I am pretty low key about my journey as a Nak Muay (Muay Thai Fighter) but it is a massive part of my existence and one of the main reasons for me traveling around the world so I am going to share with you some of my experiences.

There are loads of reasons why I love Muay Thai. Yes I love the training and the pain, but most of all (believe it or not) I love how it has made me into a peaceful warrior. You see if you are stepping into the ring with fear and anger you will never really win the war going on internally in yourself. Mastering the art of staying calm and relaxed in your training and during the fight whilst performing like a powerful warrior is when you know you have cracked it. This was always my goal.

I prepared hard for my last fight on 29th January, which was to be my 6th pro fight. I knew my opponent was an experienced fighter but I was taller, stronger. Everything was in my favour…. So I thought. There are a few important life lessons I was reminded of on that night. The first one is ‘never underestimate your opponent’.

It was a good technical Muay Thai battle. Shin on shin hard, elbows, knees, both of us waiting for the counter opportunity so the referee was rushing us to move. I would bluff or move first and she would score back and move every time. She wasn’t going for the clinch as we had anticipated, she was scoring on the counter. That was her plan and it was effective and I wasn’t expecting it. For ladies, Muay Thai fights are usually 4 rounds. It was so close that we were given a fifth round. I had my trainers Noi and Chai in my corner both telling me to go forward or I would loose. At that crucial time I didn’t focus in the moment because if I did, I would have won. If I would have gone forward in full beast mode it would have been game over.

Second life lesson…. there are times when you have to GO! You don’t have all the time in the world, you gotta get business done quick or the moment is over. And it was… I lost on points.

If I am honest, I wasn’t really concerned with the outcome of the fight, I just wanted to know and feel that I had fought good (technical Muay Thai), and put on my best performance on the night. I felt I did and I had progressed so much from my last fight even though I didn’t get the win. I actually remember looking into my opponent’s eyes and seeing her soul as we hit bone on bone over and over. Not even hearing the crowd, just Noi and Chai’s voices shouting every opportunity they could see for me.

At the end of the fight, the Thai crowd tipped me money (1000tbh) to show respect because it was such a courageous brave battle. I was both honored and touched by this as I knew the respect was real and I was fighting legit Muay Thai. I had war wounds, my shins were raw but I felt awesome. It reminded me how durable the human body is and what it can withstand especially when your mindset and positive thinking is in the right place.

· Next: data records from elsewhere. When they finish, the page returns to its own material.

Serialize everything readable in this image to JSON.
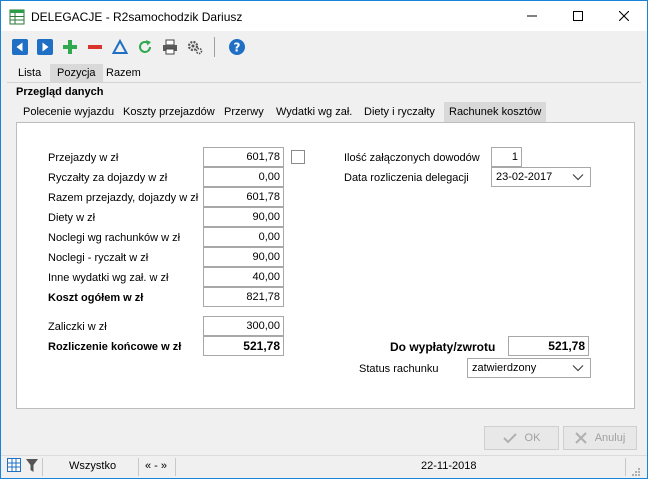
{
  "window": {
    "title": "DELEGACJE - R2samochodzik Dariusz"
  },
  "toolbar": {
    "icons": [
      "prev-arrow-icon",
      "next-arrow-icon",
      "add-icon",
      "delete-icon",
      "filter-triangle-icon",
      "refresh-icon",
      "print-icon",
      "settings-icon",
      "help-icon"
    ]
  },
  "tabs": {
    "top": [
      {
        "label": "Lista"
      },
      {
        "label": "Pozycja"
      },
      {
        "label": "Razem"
      }
    ],
    "active_top": "Pozycja"
  },
  "group": {
    "title": "Przegląd danych"
  },
  "subtabs": [
    {
      "label": "Polecenie wyjazdu"
    },
    {
      "label": "Koszty przejazdów"
    },
    {
      "label": "Przerwy"
    },
    {
      "label": "Wydatki wg zał."
    },
    {
      "label": "Diety i ryczałty"
    },
    {
      "label": "Rachunek kosztów"
    }
  ],
  "costs": {
    "przejazdy": {
      "label": "Przejazdy w zł",
      "value": "601,78"
    },
    "ryczalty": {
      "label": "Ryczałty za dojazdy w zł",
      "value": "0,00"
    },
    "razem": {
      "label": "Razem przejazdy, dojazdy w zł",
      "value": "601,78"
    },
    "diety": {
      "label": "Diety w zł",
      "value": "90,00"
    },
    "noclegi_rach": {
      "label": "Noclegi wg rachunków w zł",
      "value": "0,00"
    },
    "noclegi_rycz": {
      "label": "Noclegi - ryczałt w zł",
      "value": "90,00"
    },
    "inne": {
      "label": "Inne wydatki wg zał. w zł",
      "value": "40,00"
    },
    "koszt_ogolem": {
      "label": "Koszt ogółem w zł",
      "value": "821,78"
    },
    "zaliczki": {
      "label": "Zaliczki w zł",
      "value": "300,00"
    },
    "rozliczenie": {
      "label": "Rozliczenie końcowe w zł",
      "value": "521,78"
    }
  },
  "right": {
    "ilosc": {
      "label": "Ilość załączonych dowodów",
      "value": "1"
    },
    "data_rozl": {
      "label": "Data rozliczenia delegacji",
      "value": "23-02-2017"
    },
    "do_wyplaty": {
      "label": "Do wypłaty/zwrotu",
      "value": "521,78"
    },
    "status": {
      "label": "Status rachunku",
      "value": "zatwierdzony"
    }
  },
  "buttons": {
    "ok": "OK",
    "cancel": "Anuluj"
  },
  "statusbar": {
    "filter": "Wszystko",
    "nav": "« - »",
    "date": "22-11-2018"
  },
  "colors": {
    "accent_blue": "#1f6fc5",
    "add_green": "#2fa84f",
    "delete_red": "#d9332b",
    "border_blue": "#1883d7"
  }
}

With all that said, nothing could have prepared me for the hurt and disappointment I felt from my coaches the day after. Nothing was said, I could just feel the emotion. Third life lesson… ‘ when you go into battle as a team, you step on the battlefield together ‘

“ We feel like this because we could see that you could win easy and you were much better than she. But you had a good fight. That’s Muay Thai “ Charoon Juntra’s words (pictured) are always so powerful. When he speaks you listen. He never bullshits and tells you exactly how it is. That’s why I have the upmost respect for him. He often (without knowing) gives me inspiration for my motivational quotes and speeches. I looked at all three of my trainers, Charoon, Noi, Chai, and then it dawned on me. They had so much belief and hope in me and when it came to the moment of truth where I had to believe in myself without hesitation, it didn’t happen. All of a sudden I felt that I had let them down as well as myself as it was there for the taking. I know this better than anyone that as a trainer, your work is measured on how good your students are. When they don’t succeed, you go through an emotional rollercoaster with them of why they didn’t. You are connected. When they are tested, you are in that ring with them, willing them to win. When they take an unnecessary loss, it’s heartbreaking. Then the words came out of my mouth “ I want a rematch….”

And so the story continues…..

It is not the victories you learn the most from in life, it is the defeats. They are our greatest lessons and hold the answers to how we can constantly improve ourselves as human beings. Knowledge is infinite. Roll on March! Ous!